Outside THE LAB, the second floor had uniquely styled sections each resembling a room inside a house: bathroom, living room, children's room and so on.
The third floor was also partitioned into different sections with their own theme, but the general feel was definitely more commercial, although I appreciated how the furniture in each room were actually usable by the visitors. One could sit down on a super plushy chair and take in the details of the room.
THIRD FLOOR PARTITIONED ROOMS WITH DIFFERENT THEMES:
The shop assistants on this floor also wore all white uniform.
FIRST FLOOR BRANDS:
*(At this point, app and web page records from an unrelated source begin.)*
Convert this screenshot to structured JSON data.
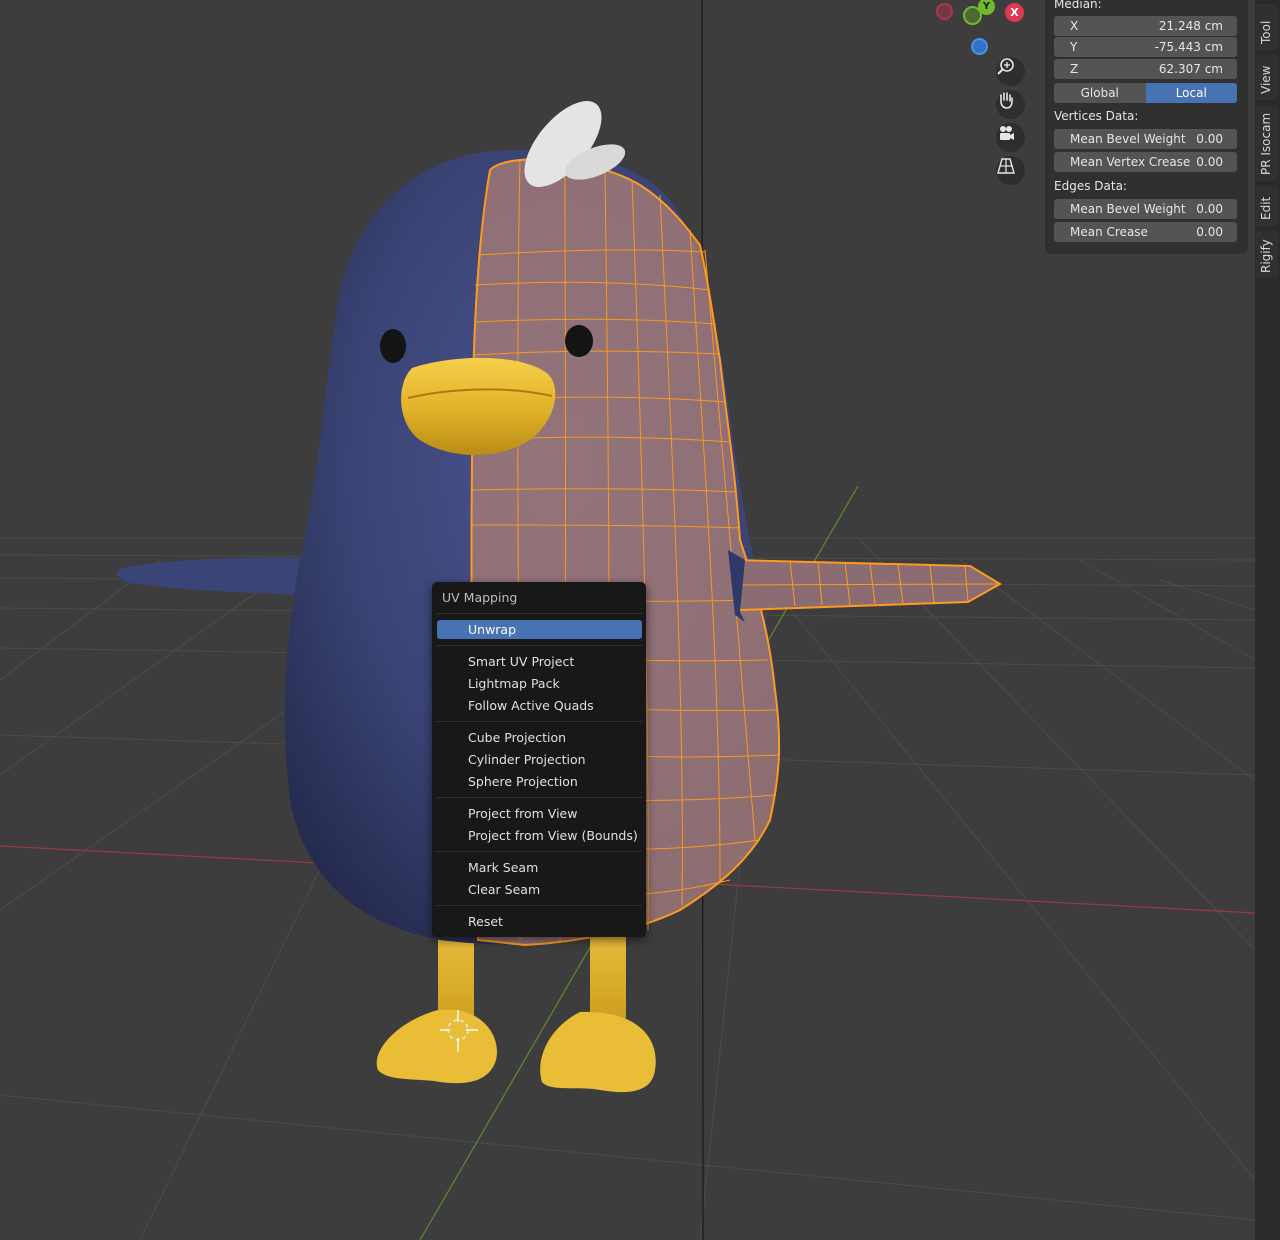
{
  "viewport": {
    "icons": [
      "zoom-icon",
      "hand-pan-icon",
      "camera-icon",
      "perspective-grid-icon"
    ]
  },
  "gizmo": {
    "x_label": "X",
    "y_label": "Y"
  },
  "transform_panel": {
    "median_label": "Median:",
    "x_label": "X",
    "x_value": "21.248 cm",
    "y_label": "Y",
    "y_value": "-75.443 cm",
    "z_label": "Z",
    "z_value": "62.307 cm",
    "global_label": "Global",
    "local_label": "Local",
    "vertices_heading": "Vertices Data:",
    "vertex_bevel_label": "Mean Bevel Weight",
    "vertex_bevel_value": "0.00",
    "vertex_crease_label": "Mean Vertex Crease",
    "vertex_crease_value": "0.00",
    "edges_heading": "Edges Data:",
    "edge_bevel_label": "Mean Bevel Weight",
    "edge_bevel_value": "0.00",
    "edge_crease_label": "Mean Crease",
    "edge_crease_value": "0.00"
  },
  "sidebar_tabs": [
    "Tool",
    "View",
    "PR Isocam",
    "Edit",
    "Rigify"
  ],
  "uv_menu": {
    "title": "UV Mapping",
    "items": [
      "Unwrap",
      "Smart UV Project",
      "Lightmap Pack",
      "Follow Active Quads",
      "Cube Projection",
      "Cylinder Projection",
      "Sphere Projection",
      "Project from View",
      "Project from View (Bounds)",
      "Mark Seam",
      "Clear Seam",
      "Reset"
    ]
  },
  "colors": {
    "viewport_bg": "#3d3d3d",
    "body_navy": "#3b4476",
    "beak_yellow": "#e1b72f",
    "wire_orange": "#ff9a1f",
    "accent_blue": "#4772b3"
  }
}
The first floor resembled a long rectangular space partitioned into rooms of varying sizes and shapes, each hosting different brands. Having had my free latte, organic fruit smoothie, and hand exfoliated, I did feel taken care of. But the performative aspect of the entire experience, although enjoyable, also made me feel somewhat out of place. While checking out the first floor brands, this feeling of out-of-placeness became more prominent as I spent more time observing the products on display.
One product that caught my attention during this time is the below Mr.DOG dog poop plastic bag holder. It's a little leather pouch that holds the plastic bags a dog owner would typically use to pick up their dog's poop. But the pouch costs $150 to pre-order and they really are, just, poop bag holders. After checking out Mr.DOG's website, it's clear that they have commitment to Made In USA, and they test every product with their ambassadors who lick, scratch, chew and bite every product. But apart from that, the entire branding is about dog products being as good quality and well made as products for humans. Do they have some kind of partnership with a dog shelter, or do they perhaps donate part of their profit to a worthy cause? No information on this could be found on their website.
This in my opinion is exactly why I felt a little out of place while walking through the mall. The entire mall experience is designed to be interesting, immersive, high quality, and a little unaffordable for the average customer. In trying to make the brick and mortar model more profitable, it appears that the shopping experience had to become a kind of an unaffordable spectacle that you can only get the experience of if you go to a physical store.
Is the future of brick and mortar then still about luxury that we cannot quite afford? Is the ultimate fashion experience still about luxury? In trying to break away from the production driven capitalist model, are we still using the economics of what's scarce, unaffordable and unreachable to make profit? Obviously we are. But couldn't the fashion experience be more about empowerment, equality, collaboration and creation? How would such an experience look like, and still feel 'luxurious'? If fashion is not selling products, how would it look like?